WHAT IS NEEDED. Return, from the material below, each line in which the word "PTBVLER" is present.

#### DATA TO PROCESS ####

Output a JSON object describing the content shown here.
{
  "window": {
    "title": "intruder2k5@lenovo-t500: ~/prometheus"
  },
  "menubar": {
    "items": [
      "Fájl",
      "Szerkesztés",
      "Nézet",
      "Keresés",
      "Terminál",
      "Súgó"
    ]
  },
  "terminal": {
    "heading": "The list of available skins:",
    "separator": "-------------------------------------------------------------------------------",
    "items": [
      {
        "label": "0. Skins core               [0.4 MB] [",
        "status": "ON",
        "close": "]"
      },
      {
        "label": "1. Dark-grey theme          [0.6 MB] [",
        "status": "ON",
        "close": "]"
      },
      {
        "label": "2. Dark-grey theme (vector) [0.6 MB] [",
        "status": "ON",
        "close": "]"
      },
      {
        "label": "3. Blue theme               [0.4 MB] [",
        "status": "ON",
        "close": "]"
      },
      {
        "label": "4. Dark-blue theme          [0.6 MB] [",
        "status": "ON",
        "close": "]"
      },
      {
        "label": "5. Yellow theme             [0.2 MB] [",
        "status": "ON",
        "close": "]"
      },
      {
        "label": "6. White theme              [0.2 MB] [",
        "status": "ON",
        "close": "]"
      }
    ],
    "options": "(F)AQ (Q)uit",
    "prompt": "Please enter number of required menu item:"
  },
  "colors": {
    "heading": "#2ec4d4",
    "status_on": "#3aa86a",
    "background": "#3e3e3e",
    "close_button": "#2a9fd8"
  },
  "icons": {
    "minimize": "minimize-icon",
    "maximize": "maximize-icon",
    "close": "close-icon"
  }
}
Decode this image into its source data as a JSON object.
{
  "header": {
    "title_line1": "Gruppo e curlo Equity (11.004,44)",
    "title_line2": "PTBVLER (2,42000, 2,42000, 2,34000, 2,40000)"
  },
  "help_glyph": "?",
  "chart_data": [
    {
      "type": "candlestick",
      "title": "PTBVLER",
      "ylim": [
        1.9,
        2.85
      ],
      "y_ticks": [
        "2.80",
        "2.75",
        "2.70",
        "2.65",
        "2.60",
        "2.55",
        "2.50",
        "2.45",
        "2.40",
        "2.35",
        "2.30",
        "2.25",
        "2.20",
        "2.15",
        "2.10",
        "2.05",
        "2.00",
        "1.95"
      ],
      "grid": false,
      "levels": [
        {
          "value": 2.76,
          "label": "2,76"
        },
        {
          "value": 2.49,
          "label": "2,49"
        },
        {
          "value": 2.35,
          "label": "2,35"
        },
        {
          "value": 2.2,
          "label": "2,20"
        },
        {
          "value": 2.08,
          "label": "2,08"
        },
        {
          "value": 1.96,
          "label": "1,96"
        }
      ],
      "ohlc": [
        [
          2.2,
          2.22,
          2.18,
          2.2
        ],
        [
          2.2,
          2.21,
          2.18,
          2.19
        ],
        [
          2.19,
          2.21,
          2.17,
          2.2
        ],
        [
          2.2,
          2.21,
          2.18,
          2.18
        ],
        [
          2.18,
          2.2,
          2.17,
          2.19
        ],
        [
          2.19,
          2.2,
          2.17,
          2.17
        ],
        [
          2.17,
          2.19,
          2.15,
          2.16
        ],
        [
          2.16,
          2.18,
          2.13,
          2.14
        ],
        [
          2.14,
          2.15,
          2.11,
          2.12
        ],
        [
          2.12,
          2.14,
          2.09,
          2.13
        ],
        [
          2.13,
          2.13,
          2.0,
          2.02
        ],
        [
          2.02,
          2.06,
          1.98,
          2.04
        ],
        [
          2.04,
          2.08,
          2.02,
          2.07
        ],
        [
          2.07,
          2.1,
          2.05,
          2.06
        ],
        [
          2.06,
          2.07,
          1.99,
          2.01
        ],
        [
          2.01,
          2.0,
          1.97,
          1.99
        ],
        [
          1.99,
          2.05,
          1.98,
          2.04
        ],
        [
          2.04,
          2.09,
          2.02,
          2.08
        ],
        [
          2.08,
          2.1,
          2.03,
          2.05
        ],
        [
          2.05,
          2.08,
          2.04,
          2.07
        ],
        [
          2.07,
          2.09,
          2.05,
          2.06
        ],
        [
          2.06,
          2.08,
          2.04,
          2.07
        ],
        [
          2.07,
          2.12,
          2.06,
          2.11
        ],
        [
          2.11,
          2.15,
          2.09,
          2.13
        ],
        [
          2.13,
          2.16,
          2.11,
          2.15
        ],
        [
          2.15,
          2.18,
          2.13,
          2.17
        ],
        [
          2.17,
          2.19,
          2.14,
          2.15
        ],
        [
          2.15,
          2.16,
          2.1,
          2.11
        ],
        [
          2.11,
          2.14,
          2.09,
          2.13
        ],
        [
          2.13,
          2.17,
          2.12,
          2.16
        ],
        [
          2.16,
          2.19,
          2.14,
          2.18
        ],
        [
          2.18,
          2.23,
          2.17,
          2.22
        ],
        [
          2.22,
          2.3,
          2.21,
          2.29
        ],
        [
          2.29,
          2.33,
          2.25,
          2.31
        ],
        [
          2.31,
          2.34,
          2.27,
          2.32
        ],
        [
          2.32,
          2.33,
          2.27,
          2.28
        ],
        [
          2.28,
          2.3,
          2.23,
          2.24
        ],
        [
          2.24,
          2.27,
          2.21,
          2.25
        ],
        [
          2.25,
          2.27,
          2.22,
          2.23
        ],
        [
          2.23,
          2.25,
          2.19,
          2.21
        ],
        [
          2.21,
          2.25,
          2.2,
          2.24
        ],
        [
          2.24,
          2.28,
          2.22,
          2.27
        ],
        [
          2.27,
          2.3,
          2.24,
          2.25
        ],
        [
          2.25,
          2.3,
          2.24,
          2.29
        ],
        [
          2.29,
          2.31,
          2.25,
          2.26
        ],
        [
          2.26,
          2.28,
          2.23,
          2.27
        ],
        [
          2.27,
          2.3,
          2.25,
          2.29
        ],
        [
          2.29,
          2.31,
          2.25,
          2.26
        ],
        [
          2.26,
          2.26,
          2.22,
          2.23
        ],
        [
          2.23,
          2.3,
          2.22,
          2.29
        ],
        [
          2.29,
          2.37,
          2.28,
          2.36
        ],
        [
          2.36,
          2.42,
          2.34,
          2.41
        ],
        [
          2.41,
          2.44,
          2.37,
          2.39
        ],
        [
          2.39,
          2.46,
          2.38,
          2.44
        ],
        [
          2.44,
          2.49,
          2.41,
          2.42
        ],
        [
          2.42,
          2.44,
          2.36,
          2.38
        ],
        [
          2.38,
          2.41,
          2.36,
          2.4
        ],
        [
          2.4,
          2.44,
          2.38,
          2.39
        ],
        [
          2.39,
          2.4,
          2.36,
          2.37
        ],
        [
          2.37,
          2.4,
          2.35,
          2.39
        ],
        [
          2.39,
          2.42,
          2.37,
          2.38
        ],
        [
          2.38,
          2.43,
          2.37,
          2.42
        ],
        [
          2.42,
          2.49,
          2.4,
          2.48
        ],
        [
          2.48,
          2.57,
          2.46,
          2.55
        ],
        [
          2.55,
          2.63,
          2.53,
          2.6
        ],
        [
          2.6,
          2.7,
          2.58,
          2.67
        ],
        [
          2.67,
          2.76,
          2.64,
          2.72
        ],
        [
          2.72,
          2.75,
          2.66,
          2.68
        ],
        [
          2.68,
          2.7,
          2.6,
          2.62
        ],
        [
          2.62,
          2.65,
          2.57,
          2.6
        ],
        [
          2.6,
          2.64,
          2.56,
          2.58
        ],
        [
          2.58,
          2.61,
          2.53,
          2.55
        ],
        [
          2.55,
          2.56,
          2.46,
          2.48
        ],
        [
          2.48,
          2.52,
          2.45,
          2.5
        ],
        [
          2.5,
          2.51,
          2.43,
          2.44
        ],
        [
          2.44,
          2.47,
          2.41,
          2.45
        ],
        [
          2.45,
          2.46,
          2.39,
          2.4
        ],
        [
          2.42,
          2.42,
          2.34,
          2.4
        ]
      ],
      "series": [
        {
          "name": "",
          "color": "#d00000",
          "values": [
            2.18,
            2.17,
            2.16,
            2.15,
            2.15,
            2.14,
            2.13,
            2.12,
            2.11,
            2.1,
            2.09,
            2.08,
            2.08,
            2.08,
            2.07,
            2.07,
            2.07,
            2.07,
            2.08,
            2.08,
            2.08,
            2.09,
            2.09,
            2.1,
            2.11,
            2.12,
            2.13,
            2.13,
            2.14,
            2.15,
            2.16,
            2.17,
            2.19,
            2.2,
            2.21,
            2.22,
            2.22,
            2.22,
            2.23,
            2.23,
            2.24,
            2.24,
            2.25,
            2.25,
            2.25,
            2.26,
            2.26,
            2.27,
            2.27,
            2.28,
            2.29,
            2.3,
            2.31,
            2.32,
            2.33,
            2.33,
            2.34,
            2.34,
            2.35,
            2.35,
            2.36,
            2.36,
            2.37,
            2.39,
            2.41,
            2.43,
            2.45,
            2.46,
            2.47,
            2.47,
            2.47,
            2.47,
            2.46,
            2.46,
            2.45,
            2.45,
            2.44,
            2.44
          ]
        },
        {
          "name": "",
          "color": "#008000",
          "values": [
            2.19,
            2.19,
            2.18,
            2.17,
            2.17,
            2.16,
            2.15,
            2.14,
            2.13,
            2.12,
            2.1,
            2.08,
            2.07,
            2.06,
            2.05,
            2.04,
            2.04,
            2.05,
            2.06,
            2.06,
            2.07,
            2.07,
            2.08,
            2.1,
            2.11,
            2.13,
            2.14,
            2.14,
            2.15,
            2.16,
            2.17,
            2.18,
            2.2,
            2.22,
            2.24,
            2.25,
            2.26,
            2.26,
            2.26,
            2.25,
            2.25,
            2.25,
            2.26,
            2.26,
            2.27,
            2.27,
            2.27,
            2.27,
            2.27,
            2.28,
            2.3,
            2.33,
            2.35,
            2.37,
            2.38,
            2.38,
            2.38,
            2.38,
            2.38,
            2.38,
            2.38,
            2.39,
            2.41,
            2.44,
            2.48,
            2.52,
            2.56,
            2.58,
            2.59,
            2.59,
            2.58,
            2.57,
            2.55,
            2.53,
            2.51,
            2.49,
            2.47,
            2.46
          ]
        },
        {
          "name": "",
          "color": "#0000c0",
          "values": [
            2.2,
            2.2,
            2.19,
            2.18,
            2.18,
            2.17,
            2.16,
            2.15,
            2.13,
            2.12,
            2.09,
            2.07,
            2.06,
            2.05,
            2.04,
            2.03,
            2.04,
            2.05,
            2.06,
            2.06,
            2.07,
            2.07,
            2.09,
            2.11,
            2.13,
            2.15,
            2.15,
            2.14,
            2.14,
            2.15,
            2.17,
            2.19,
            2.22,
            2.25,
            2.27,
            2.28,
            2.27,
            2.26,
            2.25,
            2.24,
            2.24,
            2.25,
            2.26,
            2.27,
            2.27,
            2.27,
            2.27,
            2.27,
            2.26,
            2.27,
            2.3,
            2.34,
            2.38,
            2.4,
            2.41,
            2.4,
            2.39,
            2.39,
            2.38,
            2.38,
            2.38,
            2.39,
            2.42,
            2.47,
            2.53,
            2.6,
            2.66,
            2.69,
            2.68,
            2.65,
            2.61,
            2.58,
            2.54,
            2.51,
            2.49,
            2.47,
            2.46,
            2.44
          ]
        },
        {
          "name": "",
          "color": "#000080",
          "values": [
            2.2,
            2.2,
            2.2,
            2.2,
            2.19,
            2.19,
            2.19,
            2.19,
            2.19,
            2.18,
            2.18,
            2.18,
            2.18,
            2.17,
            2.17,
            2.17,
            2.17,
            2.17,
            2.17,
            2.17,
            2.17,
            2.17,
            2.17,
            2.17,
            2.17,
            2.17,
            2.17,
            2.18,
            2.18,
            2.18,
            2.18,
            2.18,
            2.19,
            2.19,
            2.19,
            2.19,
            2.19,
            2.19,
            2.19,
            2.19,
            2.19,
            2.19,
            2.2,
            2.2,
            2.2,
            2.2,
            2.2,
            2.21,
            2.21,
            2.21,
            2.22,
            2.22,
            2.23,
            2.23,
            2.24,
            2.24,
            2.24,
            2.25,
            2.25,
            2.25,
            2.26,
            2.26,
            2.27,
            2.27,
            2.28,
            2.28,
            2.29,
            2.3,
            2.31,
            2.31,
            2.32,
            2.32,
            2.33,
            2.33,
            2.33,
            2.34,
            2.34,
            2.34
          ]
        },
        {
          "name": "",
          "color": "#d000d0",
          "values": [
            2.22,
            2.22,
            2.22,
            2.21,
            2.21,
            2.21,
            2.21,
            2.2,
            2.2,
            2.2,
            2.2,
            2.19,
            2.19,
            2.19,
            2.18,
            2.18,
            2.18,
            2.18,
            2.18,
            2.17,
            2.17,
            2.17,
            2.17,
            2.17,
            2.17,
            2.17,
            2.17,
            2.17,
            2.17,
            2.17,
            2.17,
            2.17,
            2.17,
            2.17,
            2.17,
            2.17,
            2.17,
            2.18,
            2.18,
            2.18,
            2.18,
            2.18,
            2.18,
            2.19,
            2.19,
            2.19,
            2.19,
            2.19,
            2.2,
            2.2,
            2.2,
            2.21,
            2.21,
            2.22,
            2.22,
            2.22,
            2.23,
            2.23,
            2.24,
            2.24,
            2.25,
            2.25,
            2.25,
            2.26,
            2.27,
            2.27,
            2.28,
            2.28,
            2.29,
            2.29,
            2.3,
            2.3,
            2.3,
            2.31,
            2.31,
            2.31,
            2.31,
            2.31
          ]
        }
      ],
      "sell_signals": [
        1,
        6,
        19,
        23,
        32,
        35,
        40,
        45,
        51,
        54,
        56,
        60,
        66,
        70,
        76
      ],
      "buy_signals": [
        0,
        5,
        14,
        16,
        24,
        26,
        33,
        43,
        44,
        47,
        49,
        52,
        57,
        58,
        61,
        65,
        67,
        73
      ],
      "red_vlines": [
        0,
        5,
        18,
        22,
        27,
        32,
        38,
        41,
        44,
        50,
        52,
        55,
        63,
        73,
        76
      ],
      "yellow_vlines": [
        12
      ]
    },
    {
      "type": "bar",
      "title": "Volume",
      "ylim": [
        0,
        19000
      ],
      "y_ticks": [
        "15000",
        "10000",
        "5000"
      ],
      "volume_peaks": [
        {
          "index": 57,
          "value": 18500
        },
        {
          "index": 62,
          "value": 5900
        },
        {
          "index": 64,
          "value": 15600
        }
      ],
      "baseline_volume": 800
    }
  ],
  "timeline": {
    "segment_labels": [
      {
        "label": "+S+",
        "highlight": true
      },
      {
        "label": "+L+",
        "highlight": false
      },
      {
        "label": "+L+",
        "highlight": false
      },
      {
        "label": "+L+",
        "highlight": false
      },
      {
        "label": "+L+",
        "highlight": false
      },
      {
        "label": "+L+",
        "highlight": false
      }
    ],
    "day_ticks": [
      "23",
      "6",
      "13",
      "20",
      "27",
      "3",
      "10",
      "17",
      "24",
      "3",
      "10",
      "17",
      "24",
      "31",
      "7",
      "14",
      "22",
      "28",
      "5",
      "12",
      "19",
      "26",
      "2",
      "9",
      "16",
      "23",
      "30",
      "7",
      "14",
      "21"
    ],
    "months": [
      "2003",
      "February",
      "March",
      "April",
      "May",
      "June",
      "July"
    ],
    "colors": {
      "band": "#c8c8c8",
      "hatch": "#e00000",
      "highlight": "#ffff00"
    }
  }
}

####

EXERCISE RESPONSE.
    "title_line2": "PTBVLER (2,42000, 2,42000, 2,34000, 2,40000)"
      "title": "PTBVLER",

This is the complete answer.